CALIFORNIA INSTITUTE OF TECHNOLOGY
Intellectual merit: Zircon is a widespread component of siliceous igneous rocks and hosts a wide range of trace elements (e.g., REE) and isotopic species (e.g., O, Hf, Pb and U) that are useful for geochronologic, petrogenetic and geochemical studies of the crust. Zircon can provide unique constraints on early earth history because its refractory nature allows it to be preserved in sedimentary and metasedimentary rocks when other vestiges of its parent rock have been destroyed. However, zircons

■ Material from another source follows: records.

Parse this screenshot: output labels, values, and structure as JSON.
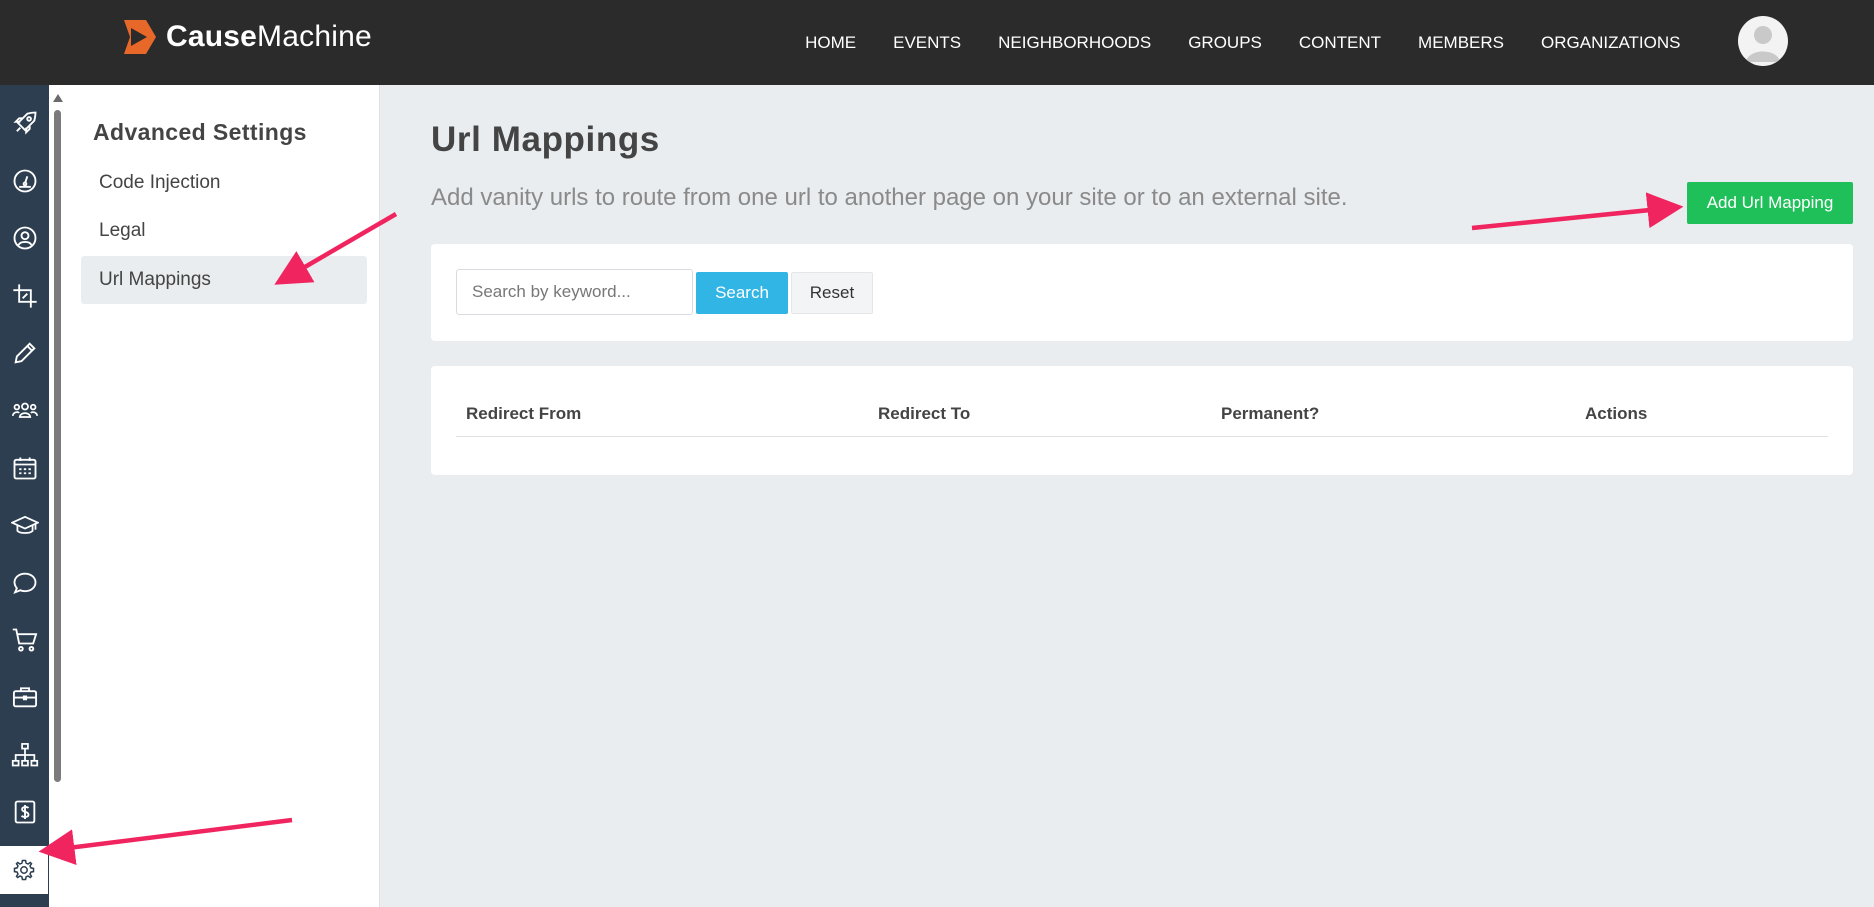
{
  "app": {
    "logo_bold": "Cause",
    "logo_light": "Machine"
  },
  "nav": {
    "items": [
      {
        "label": "HOME"
      },
      {
        "label": "EVENTS"
      },
      {
        "label": "NEIGHBORHOODS"
      },
      {
        "label": "GROUPS"
      },
      {
        "label": "CONTENT"
      },
      {
        "label": "MEMBERS"
      },
      {
        "label": "ORGANIZATIONS"
      }
    ]
  },
  "rail": {
    "icons": [
      "rocket-icon",
      "dashboard-icon",
      "user-circle-icon",
      "crop-icon",
      "pencil-icon",
      "users-icon",
      "calendar-icon",
      "graduation-cap-icon",
      "chat-icon",
      "cart-icon",
      "briefcase-icon",
      "sitemap-icon",
      "dollar-icon",
      "gear-icon"
    ],
    "active": "gear-icon"
  },
  "sidebar": {
    "title": "Advanced Settings",
    "items": [
      {
        "label": "Code Injection"
      },
      {
        "label": "Legal"
      },
      {
        "label": "Url Mappings",
        "active": true
      }
    ]
  },
  "main": {
    "title": "Url Mappings",
    "description": "Add vanity urls to route from one url to another page on your site or to an external site.",
    "add_button": "Add Url Mapping",
    "search": {
      "placeholder": "Search by keyword...",
      "value": "",
      "search_label": "Search",
      "reset_label": "Reset"
    },
    "table": {
      "columns": [
        "Redirect From",
        "Redirect To",
        "Permanent?",
        "Actions"
      ],
      "rows": []
    }
  },
  "colors": {
    "topbar": "#2b2b2b",
    "rail": "#2c3e50",
    "add_button": "#1fbf5a",
    "search_button": "#30b5e4",
    "annotation_arrow": "#f0245f",
    "logo_orange": "#e8682a"
  }
}
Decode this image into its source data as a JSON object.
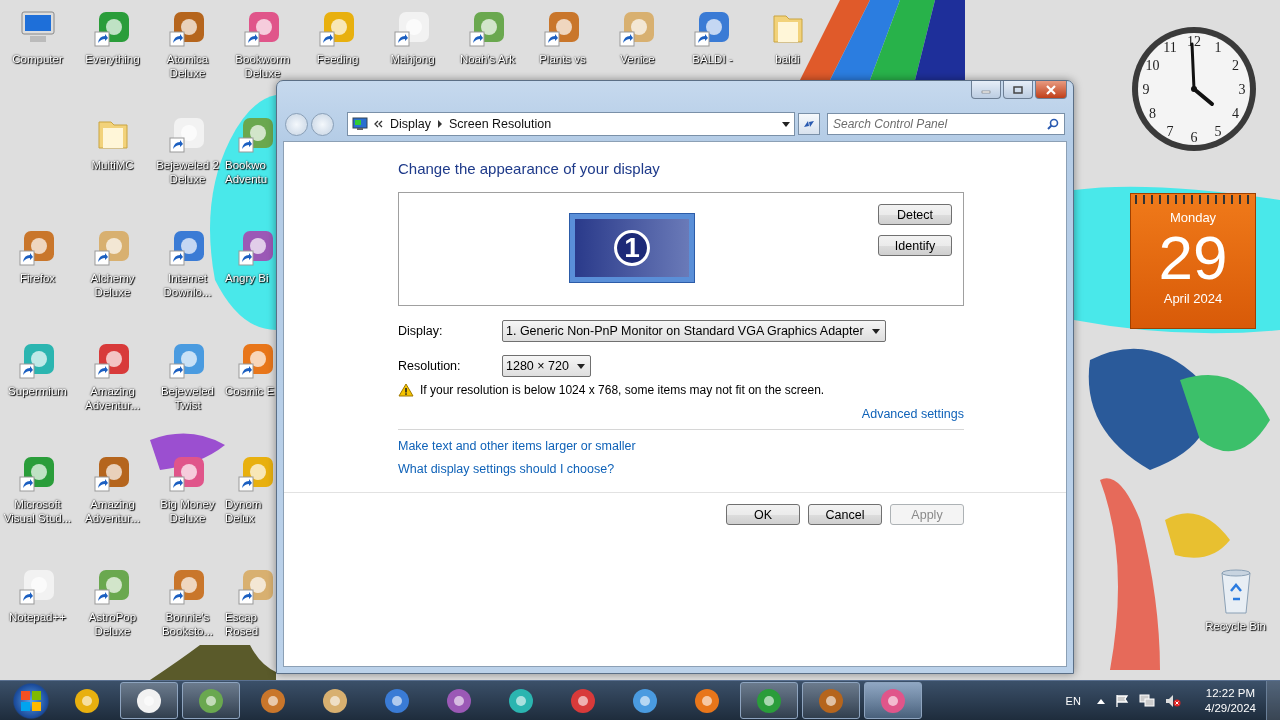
{
  "desktop": {
    "top_row": [
      {
        "label": "Computer",
        "kind": "computer",
        "shortcut": false
      },
      {
        "label": "Everything",
        "kind": "app",
        "shortcut": true
      },
      {
        "label": "Atomica Deluxe",
        "kind": "app",
        "shortcut": true
      },
      {
        "label": "Bookworm Deluxe",
        "kind": "app",
        "shortcut": true
      },
      {
        "label": "Feeding",
        "kind": "app",
        "shortcut": true
      },
      {
        "label": "Mahjong",
        "kind": "app",
        "shortcut": true
      },
      {
        "label": "Noah's Ark",
        "kind": "app",
        "shortcut": true
      },
      {
        "label": "Plants vs",
        "kind": "app",
        "shortcut": true
      },
      {
        "label": "Venice",
        "kind": "app",
        "shortcut": true
      },
      {
        "label": "BALDI -",
        "kind": "app",
        "shortcut": true
      },
      {
        "label": "baldi",
        "kind": "folder",
        "shortcut": false
      }
    ],
    "rows": [
      [
        {
          "kind": "empty"
        },
        {
          "label": "MultiMC",
          "kind": "folder",
          "shortcut": false
        },
        {
          "label": "Bejeweled 2 Deluxe",
          "kind": "app",
          "shortcut": true
        },
        {
          "label": "Bookwo\nAdventu",
          "kind": "app",
          "shortcut": true
        }
      ],
      [
        {
          "label": "Firefox",
          "kind": "app",
          "shortcut": true
        },
        {
          "label": "Alchemy Deluxe",
          "kind": "app",
          "shortcut": true
        },
        {
          "label": "Internet Downlo...",
          "kind": "app",
          "shortcut": true
        },
        {
          "label": "Angry Bi",
          "kind": "app",
          "shortcut": true
        }
      ],
      [
        {
          "label": "Supermium",
          "kind": "app",
          "shortcut": true
        },
        {
          "label": "Amazing Adventur...",
          "kind": "app",
          "shortcut": true
        },
        {
          "label": "Bejeweled Twist",
          "kind": "app",
          "shortcut": true
        },
        {
          "label": "Cosmic E",
          "kind": "app",
          "shortcut": true
        }
      ],
      [
        {
          "label": "Microsoft Visual Stud...",
          "kind": "app",
          "shortcut": true
        },
        {
          "label": "Amazing Adventur...",
          "kind": "app",
          "shortcut": true
        },
        {
          "label": "Big Money Deluxe",
          "kind": "app",
          "shortcut": true
        },
        {
          "label": "Dynom\nDelux",
          "kind": "app",
          "shortcut": true
        }
      ],
      [
        {
          "label": "Notepad++",
          "kind": "app",
          "shortcut": true
        },
        {
          "label": "AstroPop Deluxe",
          "kind": "app",
          "shortcut": true
        },
        {
          "label": "Bonnie's Booksto...",
          "kind": "app",
          "shortcut": true
        },
        {
          "label": "Escap\nRosed",
          "kind": "app",
          "shortcut": true
        }
      ]
    ]
  },
  "window": {
    "address": {
      "crumbs": [
        "Display",
        "Screen Resolution"
      ]
    },
    "search": {
      "placeholder": "Search Control Panel"
    },
    "heading": "Change the appearance of your display",
    "monitor": {
      "number": "1"
    },
    "monitor_buttons": [
      "Detect",
      "Identify"
    ],
    "fields": [
      {
        "label": "Display:",
        "value": "1. Generic Non-PnP Monitor on Standard VGA Graphics Adapter"
      },
      {
        "label": "Resolution:",
        "value": "1280 × 720"
      }
    ],
    "warning": "If your resolution is below 1024 x 768, some items may not fit on the screen.",
    "advanced_link": "Advanced settings",
    "links": [
      "Make text and other items larger or smaller",
      "What display settings should I choose?"
    ],
    "buttons": [
      {
        "label": "OK",
        "disabled": false
      },
      {
        "label": "Cancel",
        "disabled": false
      },
      {
        "label": "Apply",
        "disabled": true
      }
    ]
  },
  "gadgets": {
    "clock": {
      "numerals": [
        "12",
        "1",
        "2",
        "3",
        "4",
        "5",
        "6",
        "7",
        "8",
        "9",
        "10",
        "11"
      ]
    },
    "calendar": {
      "weekday": "Monday",
      "day": "29",
      "month_year": "April 2024"
    }
  },
  "recycle_bin": {
    "label": "Recycle Bin"
  },
  "taskbar": {
    "buttons": [
      {
        "open": false,
        "selected": false
      },
      {
        "open": true,
        "selected": false
      },
      {
        "open": true,
        "selected": false
      },
      {
        "open": false,
        "selected": false
      },
      {
        "open": false,
        "selected": false
      },
      {
        "open": false,
        "selected": false
      },
      {
        "open": false,
        "selected": false
      },
      {
        "open": false,
        "selected": false
      },
      {
        "open": false,
        "selected": false
      },
      {
        "open": false,
        "selected": false
      },
      {
        "open": false,
        "selected": false
      },
      {
        "open": true,
        "selected": false
      },
      {
        "open": true,
        "selected": false
      },
      {
        "open": true,
        "selected": true
      }
    ],
    "tray": {
      "language": "EN",
      "time": "12:22 PM",
      "date": "4/29/2024"
    }
  }
}
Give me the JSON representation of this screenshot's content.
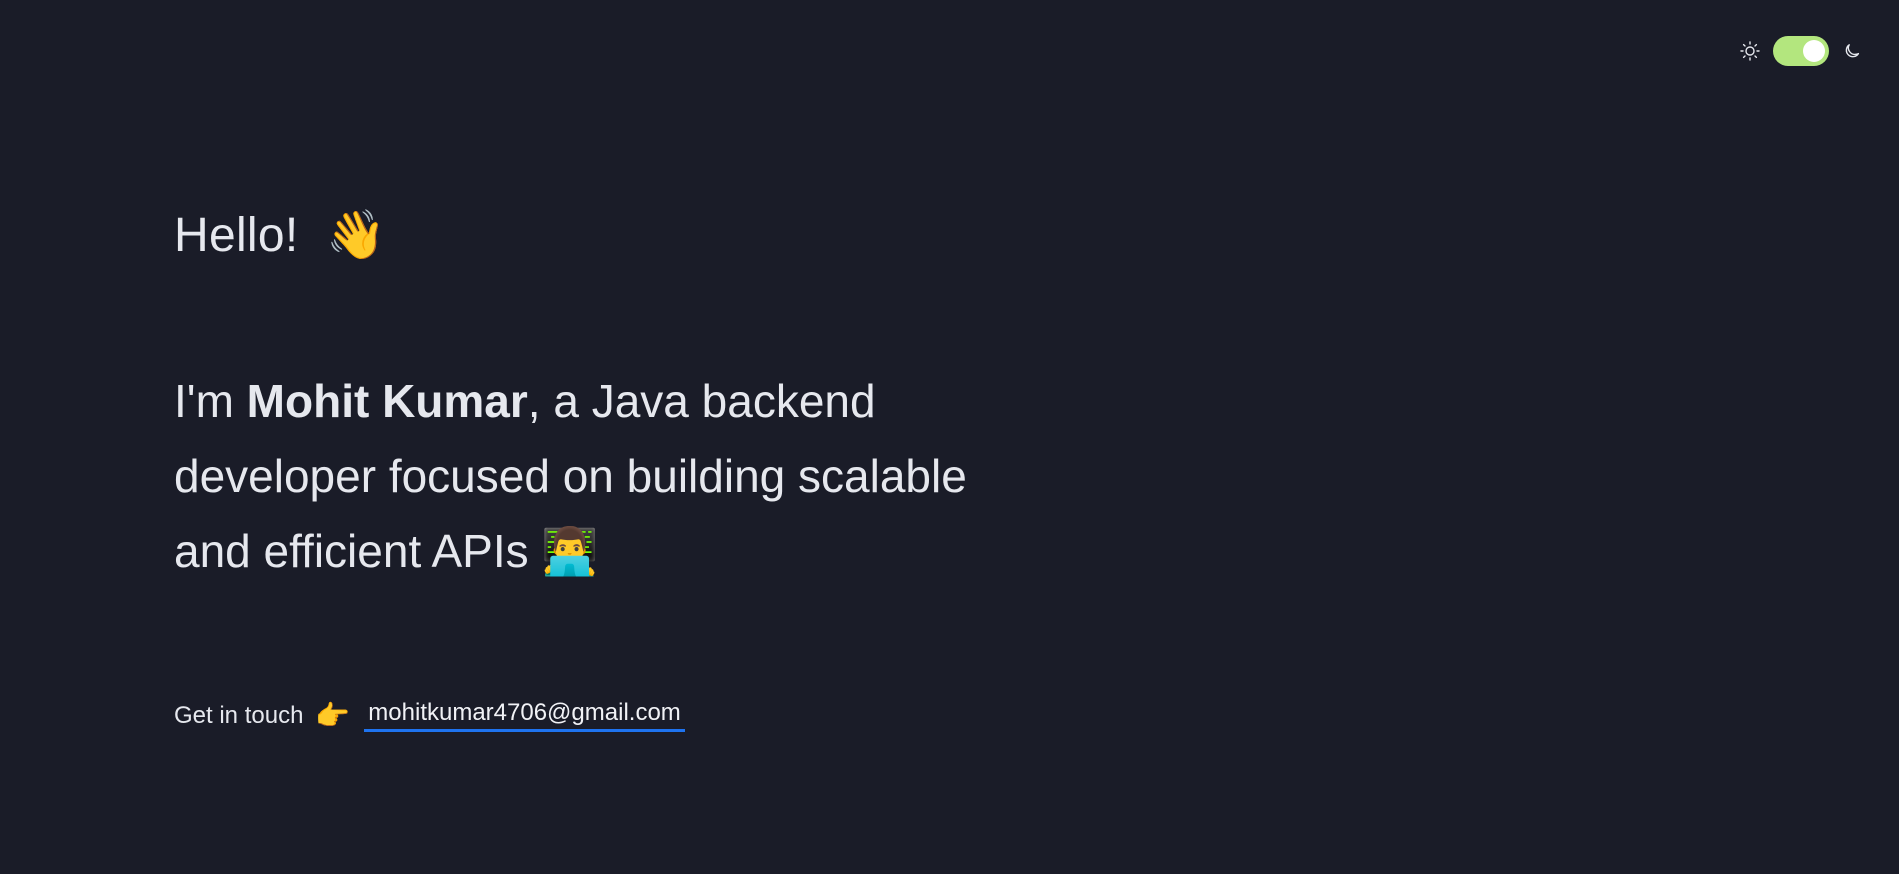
{
  "header": {
    "theme_toggle": {
      "sun_icon": "sun-icon",
      "moon_icon": "moon-icon",
      "state": "dark",
      "track_color": "#b3e67e",
      "knob_color": "#ffffff"
    }
  },
  "hero": {
    "greeting": "Hello!",
    "greeting_emoji": "👋",
    "intro_prefix": "I'm ",
    "name": "Mohit Kumar",
    "intro_suffix": ", a Java backend developer focused on building scalable and efficient APIs",
    "intro_emoji": "👨‍💻"
  },
  "contact": {
    "label": "Get in touch",
    "pointer_emoji": "👉",
    "email": "mohitkumar4706@gmail.com",
    "underline_color": "#1e73f0"
  },
  "colors": {
    "background": "#1a1c28",
    "text": "#e6e8ee"
  }
}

are typically small (tens to hundreds of microns) and often preserve complex, micron-scale compositional zonation that cannot be resolved by conventional microanalytical techniques (e.g., laser ablation or most secondary ion mass spectrometers). Therefore it is critical to develop analytical approaches to studying zircon geochemistry at the small spatial scales characteristic of its compositional zonation, and to understand the processes that control zircon compositions on such scales. In this s
tudy, micron-scale trace-element distributions will be determined in natural zircons and in synthetic zircons grown under controlled conditions. Particular goals include: o Develop and standardize methods for quantitative analysis of trace elements in zircons at ??m and sub-??m scales using the nanoSIMS high-resolution ion microprobe o Examine trace element distributions within natural zircons, in an effort to identify element/element ratios and/or spatial patterns of zonation that are typic
al of equilibrium vs. non-equilibrium growth processes o Experimentally extend calibrations of equilibrium partitioning of trace elements between zircon and melt, particularly at temperatures comparable to natural granitic melts o Experimentally examine kinetic controls of trace element incorporation in magmatic zircons grown during controlled cooling. Analytical will be obtained using the Cameca nanoSIMS ion microprobe, which is the only existing instrument capable of sensitive (ppm-level)
and precise (% level relative precision) measurements at scales less than 1 micron. Such instruments have existed for more than a decade, but have only recently become available to the earthscience community. This project represents the first substantive study to use the nanoSIMS to examine trace element distributions in terrestrial igneous minerals. Broader impacts: This study will support one Ph.D student at Caltech and indirectly support high school and undergraduate student summer intern
ships, which depend on the existence of a cadre of funded graduate students working in active labs. This study will also demonstrate a method for measuring trace element abundances in zircons at sub-micron scales, with sensitivity and precision suitable for petrogenetic studies of natural materials; thus it will contribute to the development of instruments and methods for geochemistry. Finally, this study will provide insight into the physical controls of ??m-scale variations in trace element va
riations of zircons, facilitating their use in a wide range of geologic, petrologic and geochronologic applications.